This is a book about not wasting your life by walking around like you are half dead. Davis encourages his readers to lose weight, get in shape, take risks, make deep friendships and care for your family and attend to spiritual health and our relationship with Jesus. What I liked about this book is Davis’s vulnerability with his own struggles through depression, struggle and self-doubt. He opens up about the struggles he has had to accept himself, but also shares the ‘stakes in the ground’ in his life which have revealed to him all that he was meant to be.
I am a several years younger than Davis but I have had my own “Noooo! Manatee!” moment. When I graduated with my M.Div from Regent College it was the biggest academic and personal achievement of my adult life. I was proud of myself for finishing, but when I saw pictures of myself kneeling to receive my graduate hood, I saw that I weighed more than I ever have. And I felt terrible. I was slow, sluggish and had no energy. Within six months of that picture I had lost 50 lbs by running, swimming and watching my food intake. I have since gained some of that weight back (but no where near all), but some lifestyle changes I made were permanent and I have felt better for it.

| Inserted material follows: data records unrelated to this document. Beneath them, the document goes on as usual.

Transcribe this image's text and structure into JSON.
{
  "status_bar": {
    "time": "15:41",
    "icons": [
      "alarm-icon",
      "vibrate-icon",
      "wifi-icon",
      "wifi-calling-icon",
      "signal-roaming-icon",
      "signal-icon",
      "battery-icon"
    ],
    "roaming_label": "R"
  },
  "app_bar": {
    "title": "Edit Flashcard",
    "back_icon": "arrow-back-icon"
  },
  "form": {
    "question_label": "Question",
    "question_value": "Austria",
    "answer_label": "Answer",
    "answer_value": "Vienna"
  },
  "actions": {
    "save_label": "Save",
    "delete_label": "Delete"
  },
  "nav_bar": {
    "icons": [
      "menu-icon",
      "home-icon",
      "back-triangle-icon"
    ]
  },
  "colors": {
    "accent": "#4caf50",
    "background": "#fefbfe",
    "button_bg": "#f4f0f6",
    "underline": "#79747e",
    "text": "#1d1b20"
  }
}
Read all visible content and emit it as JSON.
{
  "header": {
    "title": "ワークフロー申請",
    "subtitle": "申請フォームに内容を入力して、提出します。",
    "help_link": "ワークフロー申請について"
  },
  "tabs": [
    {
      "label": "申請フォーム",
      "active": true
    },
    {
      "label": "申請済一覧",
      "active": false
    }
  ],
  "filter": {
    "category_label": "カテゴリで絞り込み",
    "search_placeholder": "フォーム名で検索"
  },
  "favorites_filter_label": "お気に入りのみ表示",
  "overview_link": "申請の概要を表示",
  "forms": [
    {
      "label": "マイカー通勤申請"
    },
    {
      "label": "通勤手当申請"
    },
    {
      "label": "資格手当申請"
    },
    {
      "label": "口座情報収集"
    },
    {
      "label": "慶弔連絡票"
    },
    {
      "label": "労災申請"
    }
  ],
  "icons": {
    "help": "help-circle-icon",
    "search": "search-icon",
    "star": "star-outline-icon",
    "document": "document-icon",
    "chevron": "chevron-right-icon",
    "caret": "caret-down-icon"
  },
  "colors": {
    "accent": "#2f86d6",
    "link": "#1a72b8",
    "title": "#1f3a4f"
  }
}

Still, some of Davis’s exhortation to take risks and live life to the fullest speak to me. I have, as of yet, to find a ministry position (what I went to school for, and the calling and deep passion of my life). I am currently working at a hardware/animal supply store to pay the bills and provide for my family, but I am still feeling like my life is stuck and I am not doing what I was put on the earth to do. As I read Davis’s book I am encouraged and hunger for more out of life, and more of what God has for me.
I would describe this book as inspirational self-help. If you are in need of a gentle (but firm) swift kick in the rear, this might be a good book for you. If you feel like you are living life to the fullest, you might want to pass this by. When I mentioned Fully Alive’s contents to my wife she said, “I think we are already pretty much fully alive.” This is not a book for her. But if you look in the mirror and feel like you look dead and . . .well, manatee-ish, this may be the book for you. Or if you feel like you can’t do anything of value anymore because you are too old, Davis has lots to say to the old folks.
Thank you to Thomas Nelson for providing me with a copy of this book via Booksneeze in exchange for this fair and exceptional review.